INPUT DATA >>
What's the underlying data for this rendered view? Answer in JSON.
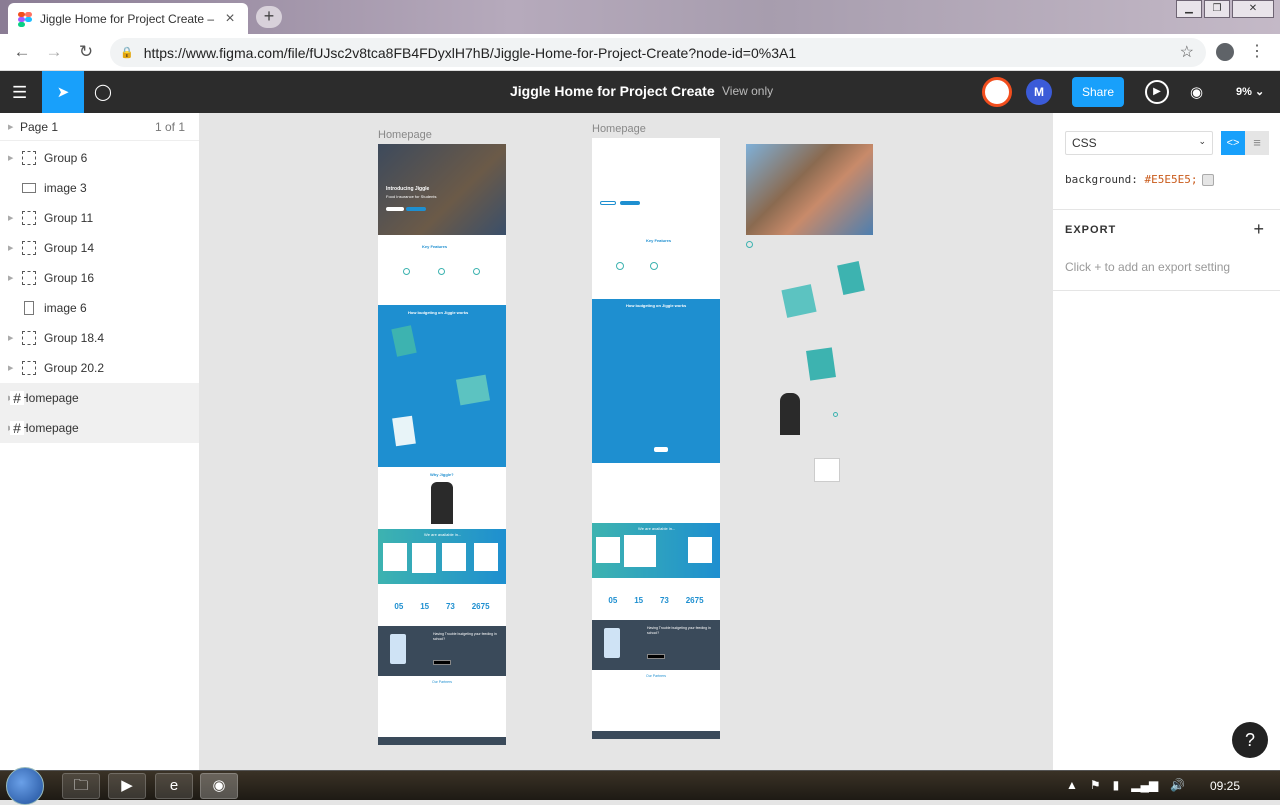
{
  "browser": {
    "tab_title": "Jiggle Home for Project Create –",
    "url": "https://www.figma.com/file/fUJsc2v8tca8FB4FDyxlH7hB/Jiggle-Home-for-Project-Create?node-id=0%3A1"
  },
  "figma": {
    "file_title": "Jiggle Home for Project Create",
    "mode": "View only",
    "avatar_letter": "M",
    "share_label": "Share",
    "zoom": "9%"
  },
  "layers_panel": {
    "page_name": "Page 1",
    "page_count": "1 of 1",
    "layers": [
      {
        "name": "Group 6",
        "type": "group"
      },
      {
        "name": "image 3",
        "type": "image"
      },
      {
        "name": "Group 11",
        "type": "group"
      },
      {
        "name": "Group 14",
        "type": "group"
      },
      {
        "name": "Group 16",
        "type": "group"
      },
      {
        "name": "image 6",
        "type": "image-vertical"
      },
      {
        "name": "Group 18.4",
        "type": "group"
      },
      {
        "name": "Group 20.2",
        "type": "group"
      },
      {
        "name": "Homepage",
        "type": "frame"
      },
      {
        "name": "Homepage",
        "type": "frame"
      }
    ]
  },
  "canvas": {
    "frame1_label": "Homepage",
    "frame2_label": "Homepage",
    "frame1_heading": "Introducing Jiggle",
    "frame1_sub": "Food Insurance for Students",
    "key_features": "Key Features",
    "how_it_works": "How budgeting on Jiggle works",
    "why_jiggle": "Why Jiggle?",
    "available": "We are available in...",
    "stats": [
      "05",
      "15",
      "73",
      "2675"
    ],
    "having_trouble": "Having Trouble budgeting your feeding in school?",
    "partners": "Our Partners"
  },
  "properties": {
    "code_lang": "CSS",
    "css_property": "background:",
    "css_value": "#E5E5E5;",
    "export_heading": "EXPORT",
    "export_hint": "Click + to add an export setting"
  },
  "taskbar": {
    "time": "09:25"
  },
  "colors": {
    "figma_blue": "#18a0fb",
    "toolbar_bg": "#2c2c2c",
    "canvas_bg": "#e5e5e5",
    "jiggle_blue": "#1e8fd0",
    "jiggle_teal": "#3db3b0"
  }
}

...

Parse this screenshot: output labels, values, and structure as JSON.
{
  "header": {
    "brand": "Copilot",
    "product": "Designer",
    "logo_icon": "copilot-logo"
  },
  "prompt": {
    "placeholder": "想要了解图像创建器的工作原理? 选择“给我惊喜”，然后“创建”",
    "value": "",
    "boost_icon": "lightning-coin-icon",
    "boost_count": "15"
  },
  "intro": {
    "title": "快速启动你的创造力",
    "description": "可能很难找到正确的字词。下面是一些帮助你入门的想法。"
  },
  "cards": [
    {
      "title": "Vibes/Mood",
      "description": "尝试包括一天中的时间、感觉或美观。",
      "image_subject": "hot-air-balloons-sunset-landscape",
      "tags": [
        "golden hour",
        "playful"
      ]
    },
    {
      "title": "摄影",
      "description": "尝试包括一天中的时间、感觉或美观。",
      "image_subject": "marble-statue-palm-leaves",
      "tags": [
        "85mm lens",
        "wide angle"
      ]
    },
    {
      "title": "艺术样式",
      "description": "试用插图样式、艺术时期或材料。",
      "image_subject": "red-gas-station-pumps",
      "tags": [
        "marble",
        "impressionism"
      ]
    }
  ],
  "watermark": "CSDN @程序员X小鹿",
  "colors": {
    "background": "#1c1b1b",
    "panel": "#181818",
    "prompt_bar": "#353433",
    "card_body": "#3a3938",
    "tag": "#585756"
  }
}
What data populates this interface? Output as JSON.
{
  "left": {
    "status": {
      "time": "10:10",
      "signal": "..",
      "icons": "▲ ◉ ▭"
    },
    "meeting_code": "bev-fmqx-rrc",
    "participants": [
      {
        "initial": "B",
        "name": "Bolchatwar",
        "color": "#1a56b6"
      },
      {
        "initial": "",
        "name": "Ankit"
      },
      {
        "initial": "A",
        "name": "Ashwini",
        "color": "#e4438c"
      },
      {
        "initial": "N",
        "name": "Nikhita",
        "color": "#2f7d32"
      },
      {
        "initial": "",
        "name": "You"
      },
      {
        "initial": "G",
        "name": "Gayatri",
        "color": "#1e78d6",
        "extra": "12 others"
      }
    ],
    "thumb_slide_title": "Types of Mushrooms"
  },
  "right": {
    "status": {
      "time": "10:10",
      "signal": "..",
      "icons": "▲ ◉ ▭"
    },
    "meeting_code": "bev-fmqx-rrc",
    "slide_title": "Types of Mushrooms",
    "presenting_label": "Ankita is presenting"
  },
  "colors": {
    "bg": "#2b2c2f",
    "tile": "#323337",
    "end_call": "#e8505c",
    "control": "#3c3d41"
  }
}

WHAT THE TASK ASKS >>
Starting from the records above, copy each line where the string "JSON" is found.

RESPONSE >>
What's the underlying data for this rendered view? Answer in JSON.
Parse this screenshot: output labels, values, and structure as JSON.
What data populates this interface? Output as JSON.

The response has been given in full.